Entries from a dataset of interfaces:
+++

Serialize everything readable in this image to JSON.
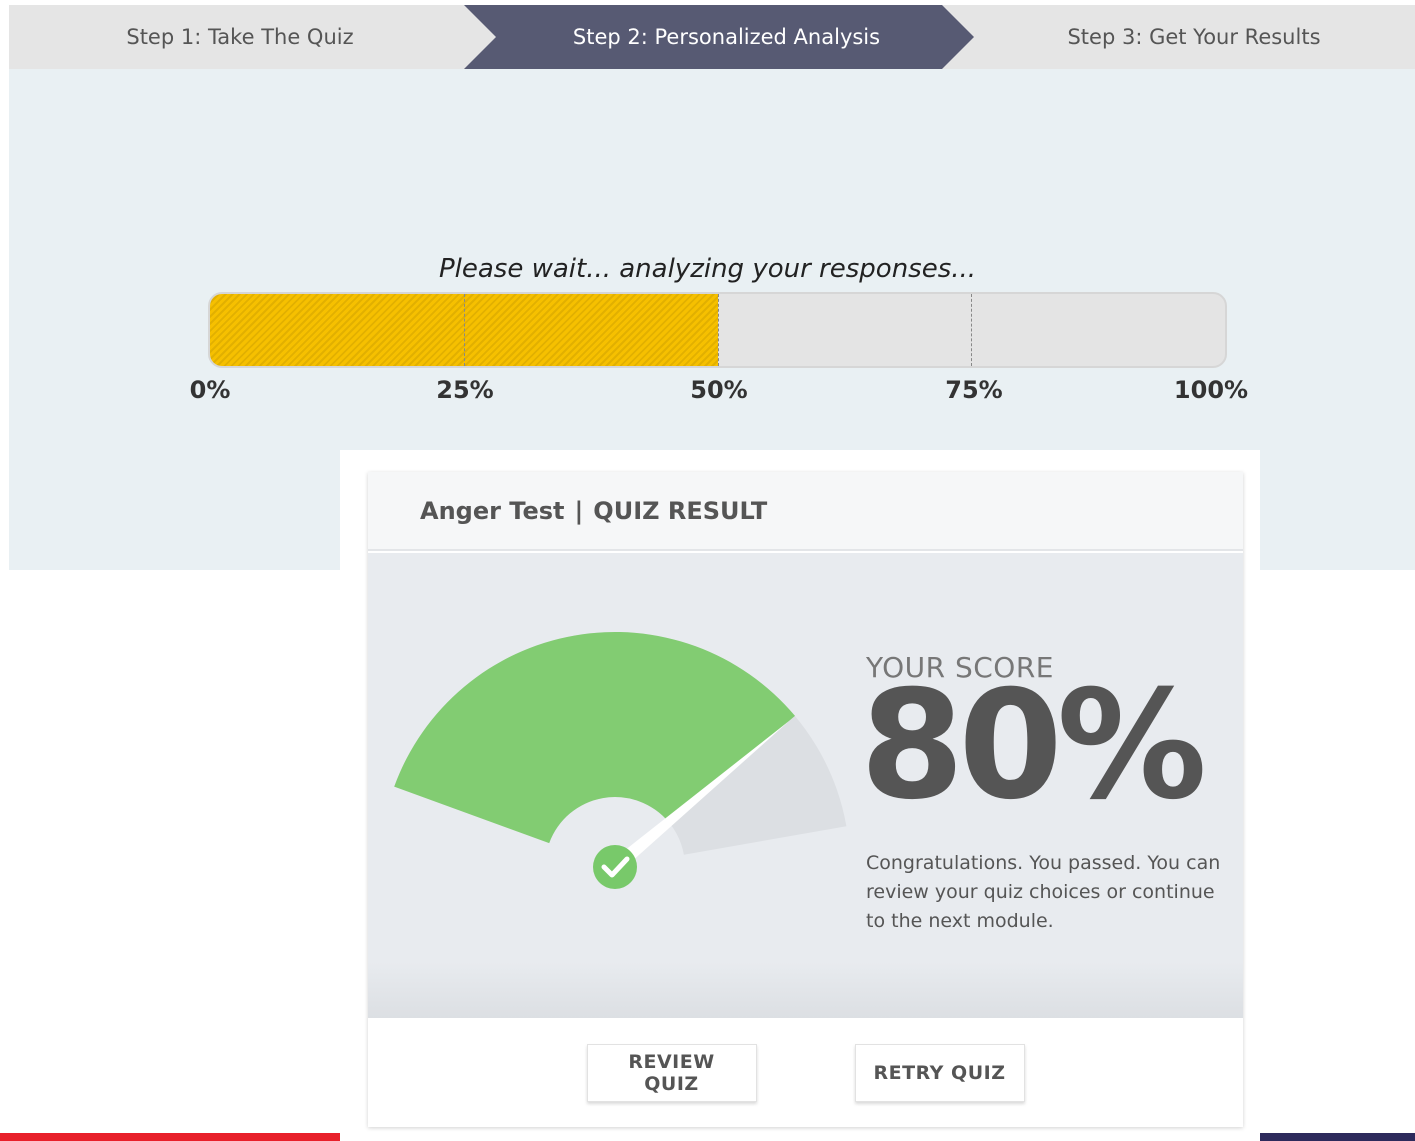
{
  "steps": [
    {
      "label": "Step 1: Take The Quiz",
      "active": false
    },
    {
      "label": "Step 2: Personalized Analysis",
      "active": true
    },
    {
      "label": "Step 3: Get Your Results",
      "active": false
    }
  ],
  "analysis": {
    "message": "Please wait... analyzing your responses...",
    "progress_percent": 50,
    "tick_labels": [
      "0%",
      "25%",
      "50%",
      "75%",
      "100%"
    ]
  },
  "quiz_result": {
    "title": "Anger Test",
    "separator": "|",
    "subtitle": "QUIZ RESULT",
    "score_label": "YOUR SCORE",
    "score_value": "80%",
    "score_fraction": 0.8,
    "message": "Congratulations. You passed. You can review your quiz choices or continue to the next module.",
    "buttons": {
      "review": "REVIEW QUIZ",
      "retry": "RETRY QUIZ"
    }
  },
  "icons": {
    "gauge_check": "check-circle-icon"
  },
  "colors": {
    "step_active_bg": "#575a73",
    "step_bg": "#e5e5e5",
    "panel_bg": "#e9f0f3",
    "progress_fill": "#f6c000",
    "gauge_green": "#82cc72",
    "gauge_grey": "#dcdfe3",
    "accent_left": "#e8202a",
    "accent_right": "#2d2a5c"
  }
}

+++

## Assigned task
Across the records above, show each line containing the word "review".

## Result for this task
    "message": "Congratulations. You passed. You can review your quiz choices or continue to the next module.",
      "review": "REVIEW QUIZ",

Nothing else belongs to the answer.